// USCI
void spiConfig()
{
 UCB0CTL1 = UCSWRST; // reset
 UCB0CTL0 |= UCCKPL +UCMST  + UCSYNC +UCMSB; // synchronous (=SPI) master 3 wire SPI, clock polarity High
 UCB0CTL1 |= UCSSEL_2; //use SCLK : 4MHz (MCP4131 supports up to 10MHz write via SPI)
  // set baud rate = SMCLK, no further division
 UCB0BR0 = 0;
 UCB0BR1 = 0;
 UCB0CTL1 &= ~UCSWRST; // **Initialize USCI **
}

// drives a MCP4131 digital potentiometer via SPI
void setPotValue(unsigned char dataOut)
{
 P1OUT &= ~BIT3; // enable slave (CS to Low)
 UCB0TXBUF = 0;  // Send command
 while (!(IFG2 & UCB0TXIFG)); // wait for TX buffer ready
 UCB0TXBUF = dataOut; // Send wiper level
 while (!(IFG2 & UCB0TXIFG)); // wait for TX buffer ready
 while (UCB0STAT & UCBUSY); // wait for the tx to complete
 P1OUT |= BIT3; // disable Slave (CS to High)
}

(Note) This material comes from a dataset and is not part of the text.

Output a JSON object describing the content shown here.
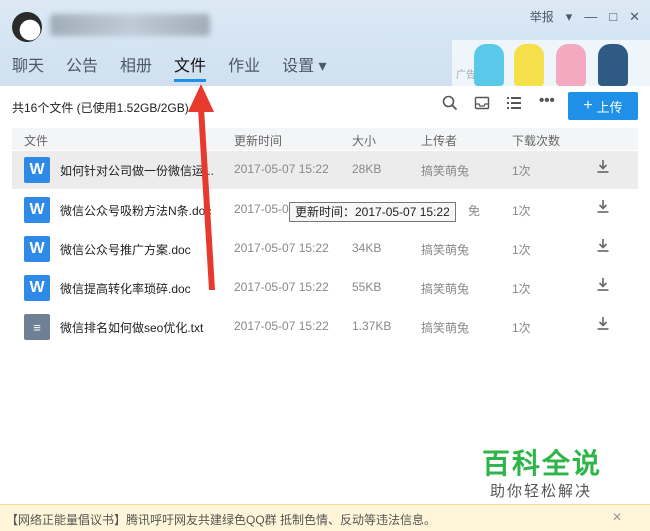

void main(void)
{
// setup
 WDTCTL = WDTPW + WDTHOLD;
 clockConfig();
 pinConfig();
 spiConfig();
    // program execution loop
 while (1)
 {
  for (potLevel=0;potLevel<127;potLevel++)
  {
   setPotValue(potLevel);
   __delay_cycles(20000);
  }
  for (potLevel=127;potLevel>0;potLevel--)
  {
   setPotValue(potLevel);
   __delay_cycles(20000); 
  }
 }}


4 comments:

Anil Erdem Ozyalcin said...

I would like to thank you for this very helpful article! It really made setting up SPI easy on the G2553! I am building an RC car using TI RF modules which use SPI protocol with MCUs. The car itself will have a C2000 Launchpad while the controller will have an MSP430 Launchpad. I am currently testing out wireless comm between these two microcontrollers, and this article has been great help! You can find more info about my project, if you'd like, on www.launchpadtimes.com

Thanks!

Francesco Agosti said...

Hello, glad you found the article useful.
Had a quick peak at your blog and it really looks interesting!
I will dive into it later more in de tail. Hack on!

Unknown said...

Thanks for posting this tutorial. It's been very helpful. I was hoping you could let me know what size resistor you used for the multiplexed SDI/SDO pin set up. The data sheet shows a resistor and I am not sure how to size it.

Take care,

Jon

Francesco Agosti said...

Hello, glad you liked the tutorial.
Good question : I did not use a resistor as I believe it is used only if you need to READ data from the pot.
In that case a weak pull-up resistor could be (just guessing it) something like 4.7K or 10K

This is what the Datasheet states :

1: The 8-lead Single Potentiometer devices are pin limited so the SDO pin is multiplexed with the SDI pin
(SDI/SDO pin). After the Address/Command (first 6-bits) are received, If a valid Read command has been
requested, the SDO pin starts driving the requested read data onto the SDI/SDO pin.
2: The pin’s “smart” pull-up shuts off while the pin is forced low. This is done to reduce the standby and
shutdown current.
3: The SDO is an open drain output, which uses the internal “smart” pull-up. The SDI input data rate can be
at the maximum SPI frequency. the SDO output data rate will be limited by the “speed” of the pull-up,
customers can increase the rate with external pull-up resistors